1. New Orleans FS Darren Sharper
Teams needing offseason safety help fell asleep at the wheel. Sharper languished on the free-agent market for almost three weeks until Saints general manager Mickey Loomis signed him to a one-year, $1.7 million deal. A four-time Pro Bowl selection is now headed toward his fifth appearance. The 34-year-old Sharper still has the wheels to play the centerfield position in defensive coordinator Gregg Williams' scheme. Sharper is tied for the NFL lead with eight interceptions, including three returned for touchdowns. In comparison, no Cleveland offensive player has more than two scores this season.
2. Denver DE Elvis Dumervil
The NFL sack leader with 15, Dumervil is earning $535,000 this season under his rookie contract. The players ranked Nos. 2 to 5 in sacks — Jared Allen, Dwight Freeney, James Harrison and Will Smith — have received massive extensions that included a combined $107.5 million guaranteed. Dumervil deserves to get paid, but like San Diego WR Vincent Jackson (see below), his options will be limited as a restricted free agent in 2010 under the current Collective Bargaining Agreement.
3. Dallas WR Miles Austin
Miami and the New York Jets should be kicking themselves. Neither franchise signed Austin to a tender offer as a restricted free agent when he could have potentially been lured away from a Cowboys team with cap challenges. He drew interest from the Jets before they backed off, while a Dolphins front office that comes largely from Dallas should have known Austin was set to blossom in his fourth NFL season. He has already posted career-highs in catches (52), receiving yardage (928) and touchdowns (9) while becoming QB Tony Romo's favorite wide receiver. Austin is playing under a one-year, $1.545 million contract that would have required any suitor to surrender a second-round draft pick if the Cowboys didn't match a tender offer signed elsewhere. Austin will never come as cheaply again to other NFL teams or, for that matter, the Cowboys.
4. New York Jets RB Leon Washington
Here's hoping this isn't a case where a player's financial demands blow up in his face. Entering the final year of his rookie contract, Washington and his agent declined several Jets offers that would have given him a significant raise from a $535,000 base salary. Washington had clearly outplayed his current deal but then suffered a gruesome leg injury in a Week 7 victory over Oakland. While expected to make a full recovery, it will be interesting to see whether Washington's health concerns affect New York's contract negotiations in the offseason.
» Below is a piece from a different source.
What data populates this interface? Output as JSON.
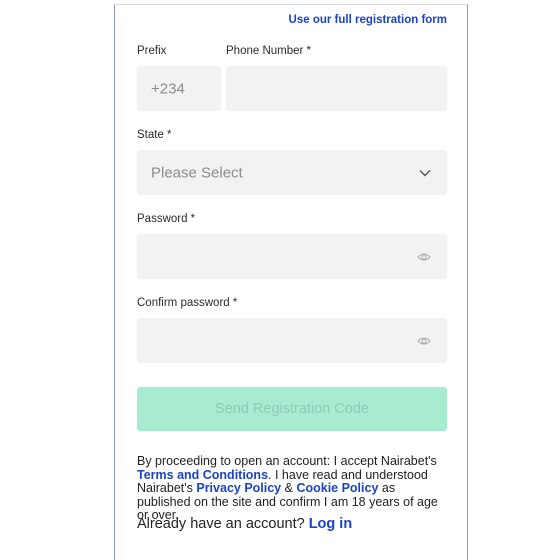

5. Denver WR Brandon Marshall
With his off-field and conduct issues in 2009, Marshall was his own worst enemy when it came to scoring a new contract from the Broncos. Even so, Marshall is underpaid compared to his peers. None of the NFL's other top 14 receivers are earning less this season than Marshall at $2.2 million. If he keeps his nose clean, the Broncos may be willing to reward Marshall with a new contract during the offseason.
6. Indianapolis SS Melvin Bullitt
At least drafted players get some semblance of signing bonus. Because he was signed as a college free agent in 2007, Bullitt has played for relative peanuts his first three NFL seasons. That should change. Bullitt has a penchant for making big plays. He also has helped the Colts withstand the loss of injured S Bob Sanders and growing pains in their young secondary. Bullitt's base salary in 2009 is $420,000.
7. Miami DE Jason Taylor
The Dolphins got a hometown discount with Taylor but he isn't complaining. After one miserable season in Washington, Taylor was so anxious for a South Florida return that he signed a one-year, $1.1 million deal that included $500,000 in incentives. Taylor, 35, has six sacks in 12 starts and helps create opportunities for others in Miami's strong pass rush.
8. Cincinnati RB Cedric Benson
Houston made a huge mistake by not signing Benson after he visited in March during the first week of free agency. Cincinnati ultimately re-upped with Benson on a two-year, $7 million contract while the Texans stuck with the three-headed running back combination of Steve Slaton, Chris Brown and Ryan Moats. With 969 rushing yards in 10 games, Benson has paced Cincinnati to the NFL's sixth-ranked ground attack. Houston is 29th with an 88.7-yard average. The Texans also have only three runs of 20-plus yards compared to Cincinnati's 11.
9. Cleveland WR/KR/PR/QB Josh Cribbs
Cleveland's jack-of-all-trades is having buyer's remorse after signing a six-year, $6.77 million extension in 2006. I can't blame him. In his fifth NFL season, Cribbs has established himself as one of the game's top returners and an offensive threat. Cleveland hasn't been responsive so far toward giving Cribbs a new deal. Let's see if the team's stance changes with a new general manager in 2010.
10. San Diego WR Vincent Jackson
Jackson is one of the 2005 draft class members who will be financially hurt if the NFL Players Association can't reach agreement with the NFL on a new CBA by March. Under the current labor deal, the number of seasons required to obtain unrestricted free agency is set to jump from four to six. That will effectively remove a slew of players from the market. Jackson, who is earning $620,000 this year, is among the best of them. He is on track for a second consecutive 1,000-yard season as well as career-highs in receptions and touchdowns.